§ Dataset excerpts
__________________________________________________
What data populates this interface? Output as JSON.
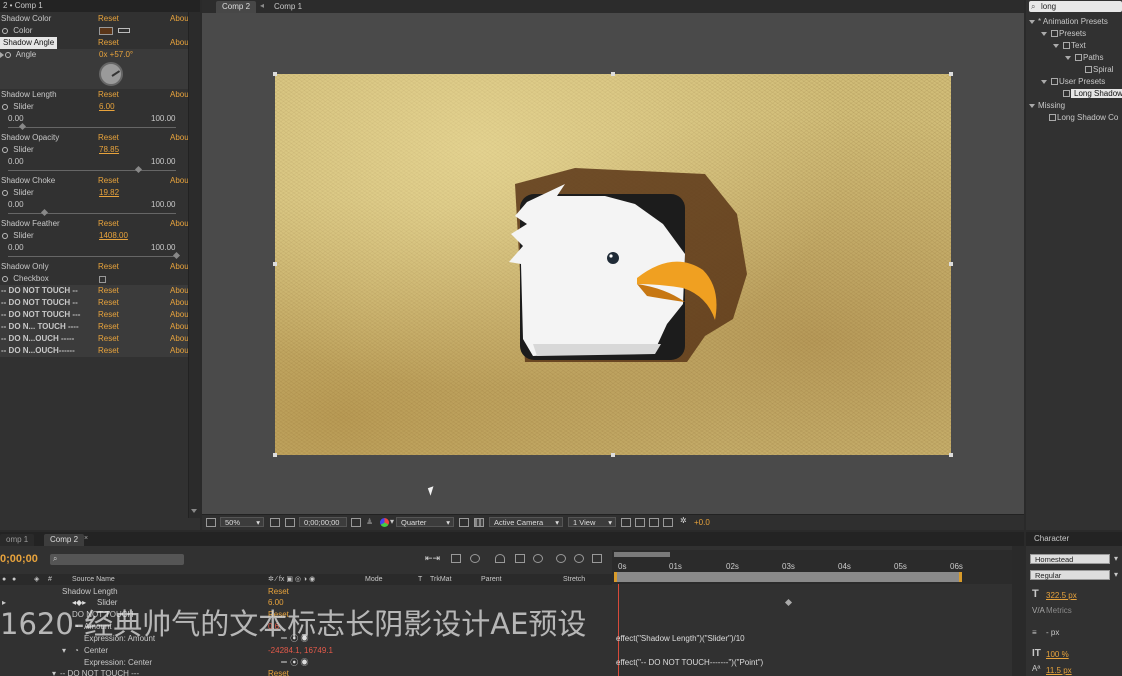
{
  "effect_controls": {
    "title": "2 • Comp 1",
    "rows": [
      {
        "label": "Shadow Color",
        "reset": "Reset",
        "about": "Abou"
      },
      {
        "label": "Color"
      },
      {
        "label": "Shadow Angle",
        "reset": "Reset",
        "about": "Abou"
      },
      {
        "label": "Angle",
        "value": "0x +57.0°"
      },
      {
        "label": "Shadow Length",
        "reset": "Reset",
        "about": "Abou"
      },
      {
        "label": "Slider",
        "value": "6.00",
        "min": "0.00",
        "max": "100.00"
      },
      {
        "label": "Shadow Opacity",
        "reset": "Reset",
        "about": "Abou"
      },
      {
        "label": "Slider",
        "value": "78.85",
        "min": "0.00",
        "max": "100.00"
      },
      {
        "label": "Shadow Choke",
        "reset": "Reset",
        "about": "Abou"
      },
      {
        "label": "Slider",
        "value": "19.82",
        "min": "0.00",
        "max": "100.00"
      },
      {
        "label": "Shadow Feather",
        "reset": "Reset",
        "about": "Abou"
      },
      {
        "label": "Slider",
        "value": "1408.00",
        "min": "0.00",
        "max": "100.00"
      },
      {
        "label": "Shadow Only",
        "reset": "Reset",
        "about": "Abou"
      },
      {
        "label": "Checkbox"
      }
    ],
    "donot": [
      {
        "label": "-- DO NOT TOUCH --",
        "reset": "Reset",
        "about": "Abou"
      },
      {
        "label": "-- DO NOT TOUCH --",
        "reset": "Reset",
        "about": "Abou"
      },
      {
        "label": "-- DO NOT TOUCH ---",
        "reset": "Reset",
        "about": "Abou"
      },
      {
        "label": "-- DO N... TOUCH ----",
        "reset": "Reset",
        "about": "Abou"
      },
      {
        "label": "-- DO N...OUCH -----",
        "reset": "Reset",
        "about": "Abou"
      },
      {
        "label": "-- DO N...OUCH------",
        "reset": "Reset",
        "about": "Abou"
      }
    ]
  },
  "viewer": {
    "tab": "Comp 2",
    "breadcrumb": "Comp 1",
    "zoom": "50%",
    "timecode": "0;00;00;00",
    "resolution": "Quarter",
    "camera": "Active Camera",
    "view": "1 View",
    "exposure": "+0.0"
  },
  "project": {
    "search": "long",
    "tree": [
      {
        "label": "* Animation Presets",
        "indent": 0
      },
      {
        "label": "Presets",
        "indent": 1
      },
      {
        "label": "Text",
        "indent": 2
      },
      {
        "label": "Paths",
        "indent": 3
      },
      {
        "label": "Spiral",
        "indent": 4
      },
      {
        "label": "User Presets",
        "indent": 1
      },
      {
        "label": "Long Shadow",
        "indent": 2,
        "selected": true
      },
      {
        "label": "Missing",
        "indent": 0
      },
      {
        "label": "Long Shadow Co",
        "indent": 2
      }
    ]
  },
  "timeline": {
    "tabs": [
      "omp 1",
      "Comp 2"
    ],
    "timecode": "0;00;00",
    "columns": {
      "source": "Source Name",
      "mode": "Mode",
      "t": "T",
      "trkmat": "TrkMat",
      "parent": "Parent",
      "stretch": "Stretch"
    },
    "ruler": [
      "0s",
      "01s",
      "02s",
      "03s",
      "04s",
      "05s",
      "06s"
    ],
    "layers": [
      {
        "label": "Shadow Length",
        "value": "Reset",
        "indent": 60
      },
      {
        "label": "Slider",
        "value": "6.00",
        "indent": 96
      },
      {
        "label": "DO NOT TOUCH",
        "value": "Reset",
        "indent": 72
      },
      {
        "label": "Amount",
        "value": "0.6",
        "indent": 84
      },
      {
        "label": "Expression: Amount",
        "value": "",
        "indent": 84,
        "expr": "effect(\"Shadow Length\")(\"Slider\")/10"
      },
      {
        "label": "Center",
        "value": "-24284.1, 16749.1",
        "indent": 84
      },
      {
        "label": "Expression: Center",
        "value": "",
        "indent": 84,
        "expr": "effect(\"-- DO NOT TOUCH-------\")(\"Point\")"
      },
      {
        "label": "-- DO NOT TOUCH ---",
        "value": "Reset",
        "indent": 60
      }
    ]
  },
  "character": {
    "title": "Character",
    "font": "Homestead",
    "style": "Regular",
    "size": "322.5 px",
    "metrics": "Metrics",
    "leading_unit": "- px",
    "scale": "100 %",
    "baseline": "11.5 px"
  },
  "overlay": {
    "caption": "1620-经典帅气的文本标志长阴影设计AE预设"
  },
  "colors": {
    "accent": "#e8a33c",
    "shadow_swatch": "#5a3518",
    "canvas": "#d6c27e"
  }
}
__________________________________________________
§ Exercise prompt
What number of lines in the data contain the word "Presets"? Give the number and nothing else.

§ Answer to this exercise
3